In addition, the Texas Class of 2012 had the highest graduation rate in the country among African-American students and tied for the highest graduation rates for white and economically disadvantaged students.
According to the First Look report from the National Center for Education Statistics, the national high school graduation rate hit 79 percent for the class of 2011 and 80 percent for the class of 2012. Commissioner of Education Michael Williams noted that Texas’ overall graduation rate for both classes easily exceeded the national averages.
“Texas educators continue to be among the leaders in assuring students reach the finish line and are prepared for life after high school,” said Commissioner Williams. “While these numbers reflect the hard work accomplished on campuses all across our state, I have no doubt teachers and counselors would agree there is more we can do to help every student earn their high school diploma.”
For the class of 2012, Texas posted a graduation rate of 88 percent, well above the national average (80 percent) and tied with three other states for second highest. Iowa posted a graduation rate of 89 percent.
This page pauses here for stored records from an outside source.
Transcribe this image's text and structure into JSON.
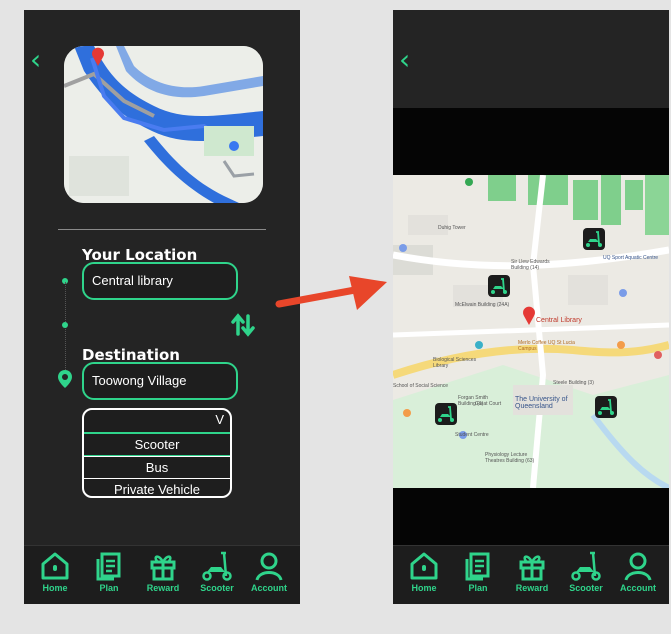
{
  "left_screen": {
    "back_icon": "‹",
    "form": {
      "location_label": "Your Location",
      "location_value": "Central library",
      "destination_label": "Destination",
      "destination_value": "Toowong Village"
    },
    "transport_dropdown": {
      "chevron": "V",
      "options": [
        "Scooter",
        "Bus",
        "Private Vehicle"
      ],
      "selected": "Scooter"
    }
  },
  "right_screen": {
    "back_icon": "‹",
    "map_labels": {
      "central_library": "Central Library",
      "university": "The University of Queensland",
      "sir_llew": "Sir Llew Edwards Building (14)",
      "uq_sport": "UQ Sport Aquatic Centre",
      "student_centre": "Student Centre",
      "great_court": "Great Court",
      "school_science": "School of Social Science",
      "physiology": "Physiology Lecture Theatres Building (63)",
      "biological": "Biological Sciences Library",
      "mcelwain": "McElwain Building (24A)",
      "steele": "Steele Building (3)",
      "forgan": "Forgan Smith Building (1)",
      "duhig": "Duhig Tower",
      "merlo": "Merlo Coffee UQ St Lucia Campus"
    }
  },
  "nav": {
    "items": [
      {
        "label": "Home",
        "icon": "home-icon"
      },
      {
        "label": "Plan",
        "icon": "plan-icon"
      },
      {
        "label": "Reward",
        "icon": "gift-icon"
      },
      {
        "label": "Scooter",
        "icon": "scooter-icon"
      },
      {
        "label": "Account",
        "icon": "account-icon"
      }
    ]
  },
  "colors": {
    "accent": "#2fd48b",
    "background": "#242424",
    "arrow": "#e8462a"
  }
}
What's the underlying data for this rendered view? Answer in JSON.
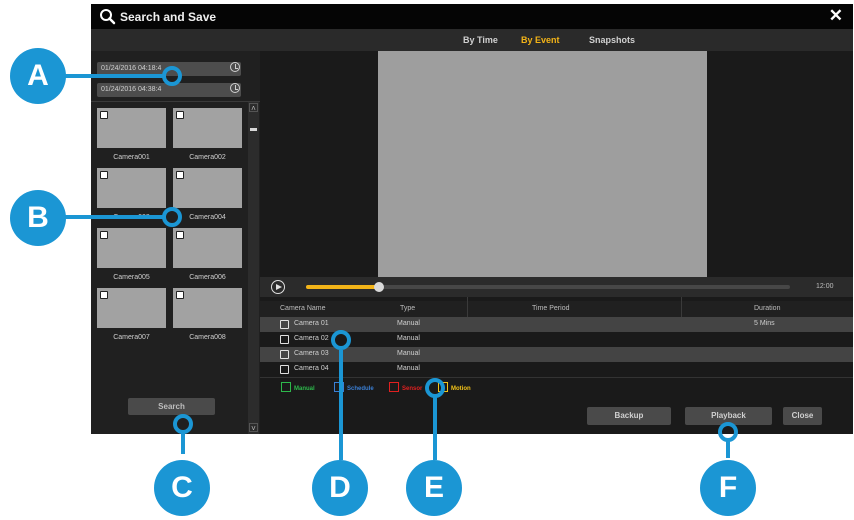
{
  "window": {
    "title": "Search and Save",
    "close_glyph": "✕"
  },
  "tabs": [
    {
      "label": "By Time",
      "active": false
    },
    {
      "label": "By Event",
      "active": true
    },
    {
      "label": "Snapshots",
      "active": false
    }
  ],
  "date_range": {
    "start": "01/24/2016 04:18:4",
    "end": "01/24/2016 04:38:4"
  },
  "cameras": [
    {
      "label": "Camera001"
    },
    {
      "label": "Camera002"
    },
    {
      "label": "Camera003"
    },
    {
      "label": "Camera004"
    },
    {
      "label": "Camera005"
    },
    {
      "label": "Camera006"
    },
    {
      "label": "Camera007"
    },
    {
      "label": "Camera008"
    }
  ],
  "search_button": "Search",
  "timeline": {
    "end_time": "12:00",
    "progress": 0.15
  },
  "table": {
    "headers": [
      "Camera Name",
      "Type",
      "Time Period",
      "Duration"
    ],
    "rows": [
      {
        "camera": "Camera 01",
        "type": "Manual",
        "period": "",
        "duration": "5 Mins"
      },
      {
        "camera": "Camera 02",
        "type": "Manual",
        "period": "",
        "duration": ""
      },
      {
        "camera": "Camera 03",
        "type": "Manual",
        "period": "",
        "duration": ""
      },
      {
        "camera": "Camera 04",
        "type": "Manual",
        "period": "",
        "duration": ""
      }
    ]
  },
  "legend": [
    {
      "label": "Manual",
      "color": "#2db84b"
    },
    {
      "label": "Schedule",
      "color": "#3a7fd5"
    },
    {
      "label": "Sensor",
      "color": "#e02020"
    },
    {
      "label": "Motion",
      "color": "#f3c318"
    }
  ],
  "buttons": {
    "backup": "Backup",
    "playback": "Playback",
    "close": "Close"
  },
  "callouts": [
    "A",
    "B",
    "C",
    "D",
    "E",
    "F"
  ],
  "colors": {
    "accent": "#f3b418",
    "callout": "#1b96d4"
  }
}
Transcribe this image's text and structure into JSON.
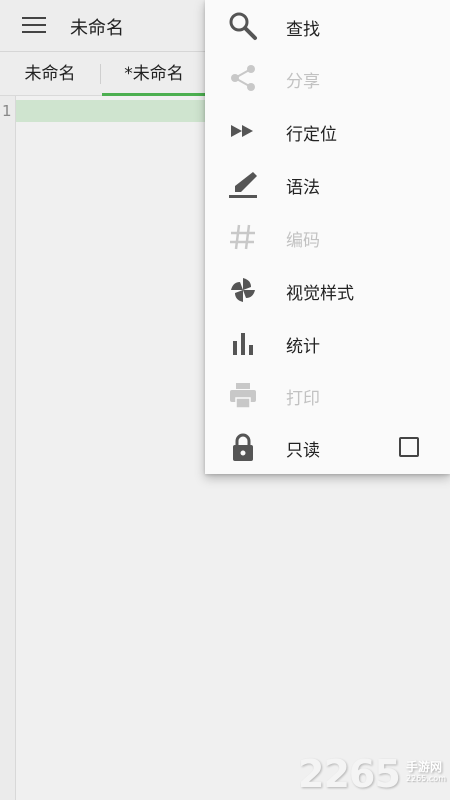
{
  "appbar": {
    "title": "未命名",
    "menu_icon": "hamburger-menu-icon"
  },
  "tabs": [
    {
      "label": "未命名",
      "active": false
    },
    {
      "label": "*未命名",
      "active": true
    }
  ],
  "editor": {
    "line_numbers": [
      "1"
    ],
    "current_line_color": "#cfe4cf"
  },
  "menu": {
    "items": [
      {
        "label": "查找",
        "icon": "search-icon",
        "enabled": true
      },
      {
        "label": "分享",
        "icon": "share-icon",
        "enabled": false
      },
      {
        "label": "行定位",
        "icon": "fast-forward-icon",
        "enabled": true
      },
      {
        "label": "语法",
        "icon": "highlighter-icon",
        "enabled": true
      },
      {
        "label": "编码",
        "icon": "hash-icon",
        "enabled": false
      },
      {
        "label": "视觉样式",
        "icon": "pinwheel-icon",
        "enabled": true
      },
      {
        "label": "统计",
        "icon": "bar-chart-icon",
        "enabled": true
      },
      {
        "label": "打印",
        "icon": "printer-icon",
        "enabled": false
      },
      {
        "label": "只读",
        "icon": "lock-icon",
        "enabled": true,
        "checked": false
      }
    ]
  },
  "watermark": {
    "number": "2265",
    "text": "手游网",
    "domain": "2265.com"
  },
  "colors": {
    "accent": "#4caf50",
    "icon": "#555555",
    "disabled": "#c2c2c2",
    "menu_bg": "#fafafa"
  }
}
For the class of 2012, Texas’ graduation rates in almost every key demographic ranked either first, second, or third compared to other states.
For the class of 2011, Texas posted a graduation rate of 86 percent, well above the national average (79 percent) and tied with five other states for third highest. Vermont and Wisconsin posted a graduation rate of 87 percent, and Iowa posted a graduation rate of 88 percent.
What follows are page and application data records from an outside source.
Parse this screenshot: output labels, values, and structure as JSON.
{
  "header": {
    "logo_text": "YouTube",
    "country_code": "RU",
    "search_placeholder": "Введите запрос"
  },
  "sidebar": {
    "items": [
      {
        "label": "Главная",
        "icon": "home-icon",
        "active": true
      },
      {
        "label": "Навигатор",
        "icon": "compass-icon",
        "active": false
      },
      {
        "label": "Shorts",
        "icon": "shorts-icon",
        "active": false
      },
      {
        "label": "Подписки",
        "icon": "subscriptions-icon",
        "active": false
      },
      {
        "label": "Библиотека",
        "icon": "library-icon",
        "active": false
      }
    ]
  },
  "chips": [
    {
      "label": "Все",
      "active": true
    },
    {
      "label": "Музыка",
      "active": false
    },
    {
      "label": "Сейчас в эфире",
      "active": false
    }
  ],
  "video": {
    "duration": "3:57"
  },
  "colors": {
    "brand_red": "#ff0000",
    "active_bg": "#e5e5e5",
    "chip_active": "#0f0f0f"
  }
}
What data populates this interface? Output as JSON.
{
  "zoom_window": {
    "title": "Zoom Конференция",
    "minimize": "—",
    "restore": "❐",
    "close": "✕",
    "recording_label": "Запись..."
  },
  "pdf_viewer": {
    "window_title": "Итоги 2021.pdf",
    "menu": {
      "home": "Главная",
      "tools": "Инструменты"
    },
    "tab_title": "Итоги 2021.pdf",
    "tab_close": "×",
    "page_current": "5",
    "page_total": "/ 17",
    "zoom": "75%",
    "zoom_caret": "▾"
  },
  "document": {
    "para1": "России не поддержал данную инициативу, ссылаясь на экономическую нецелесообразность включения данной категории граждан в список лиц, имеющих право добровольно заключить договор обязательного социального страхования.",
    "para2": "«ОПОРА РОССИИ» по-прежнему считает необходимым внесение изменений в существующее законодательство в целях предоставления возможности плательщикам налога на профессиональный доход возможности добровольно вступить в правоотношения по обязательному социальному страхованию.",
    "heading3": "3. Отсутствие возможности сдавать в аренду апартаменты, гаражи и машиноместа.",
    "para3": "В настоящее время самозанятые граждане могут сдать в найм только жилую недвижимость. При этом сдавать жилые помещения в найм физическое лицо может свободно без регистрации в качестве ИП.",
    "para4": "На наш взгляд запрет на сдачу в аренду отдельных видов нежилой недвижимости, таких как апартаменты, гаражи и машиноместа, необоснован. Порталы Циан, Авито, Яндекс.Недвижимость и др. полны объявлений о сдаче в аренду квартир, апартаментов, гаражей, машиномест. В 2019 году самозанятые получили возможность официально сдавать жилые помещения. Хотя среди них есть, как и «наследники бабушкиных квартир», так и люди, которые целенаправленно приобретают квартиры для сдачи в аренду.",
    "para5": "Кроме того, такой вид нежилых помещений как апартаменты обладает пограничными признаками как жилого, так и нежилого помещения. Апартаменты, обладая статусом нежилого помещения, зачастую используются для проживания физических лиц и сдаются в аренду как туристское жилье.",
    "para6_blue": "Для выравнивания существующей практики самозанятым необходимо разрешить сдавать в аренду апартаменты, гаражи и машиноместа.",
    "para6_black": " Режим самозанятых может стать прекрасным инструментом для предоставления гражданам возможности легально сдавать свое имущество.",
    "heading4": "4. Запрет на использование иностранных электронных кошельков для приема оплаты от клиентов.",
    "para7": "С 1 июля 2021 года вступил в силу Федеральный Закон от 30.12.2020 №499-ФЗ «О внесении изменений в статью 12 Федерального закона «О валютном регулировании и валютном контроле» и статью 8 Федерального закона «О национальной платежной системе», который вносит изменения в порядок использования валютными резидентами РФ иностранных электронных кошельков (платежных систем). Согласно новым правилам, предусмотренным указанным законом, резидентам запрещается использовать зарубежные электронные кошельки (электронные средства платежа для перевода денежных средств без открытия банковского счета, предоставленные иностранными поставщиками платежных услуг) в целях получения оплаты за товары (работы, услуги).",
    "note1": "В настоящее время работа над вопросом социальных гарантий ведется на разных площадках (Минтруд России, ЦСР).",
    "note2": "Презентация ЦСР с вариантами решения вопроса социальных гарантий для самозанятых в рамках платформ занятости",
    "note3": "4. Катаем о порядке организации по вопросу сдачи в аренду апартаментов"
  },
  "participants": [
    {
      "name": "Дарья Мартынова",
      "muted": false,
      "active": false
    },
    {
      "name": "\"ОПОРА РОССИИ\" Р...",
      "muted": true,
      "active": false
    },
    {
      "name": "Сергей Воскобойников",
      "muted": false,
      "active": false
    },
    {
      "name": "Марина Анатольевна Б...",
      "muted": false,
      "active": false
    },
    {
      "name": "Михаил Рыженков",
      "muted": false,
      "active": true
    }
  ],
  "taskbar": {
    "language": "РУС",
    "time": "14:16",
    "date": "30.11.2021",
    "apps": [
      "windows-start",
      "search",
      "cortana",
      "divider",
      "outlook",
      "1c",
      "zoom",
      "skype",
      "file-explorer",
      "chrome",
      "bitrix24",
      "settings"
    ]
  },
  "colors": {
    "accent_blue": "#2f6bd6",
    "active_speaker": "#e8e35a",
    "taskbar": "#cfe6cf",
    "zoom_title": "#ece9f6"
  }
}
For the class of 2011, Texas’ graduation rates in almost every key demographic ranked first, second, or third compared to other states.
The public high school event dropout rate for the United States remained constant at 3.3 percent for both the 2010-2011 and 2011-2012 school years. Conversely, Texas’ high school event dropout rate was 2.4 percent in 2010-2011 and 2.5 percent in 2011-2012.
The National Center for Education Statistics is the primary federal entity for collecting, analyzing and reporting data related to education in the United States and other nations. To review the complete First Look report, visit http://nces.ed.gov/pubs2014/2014391.pdf.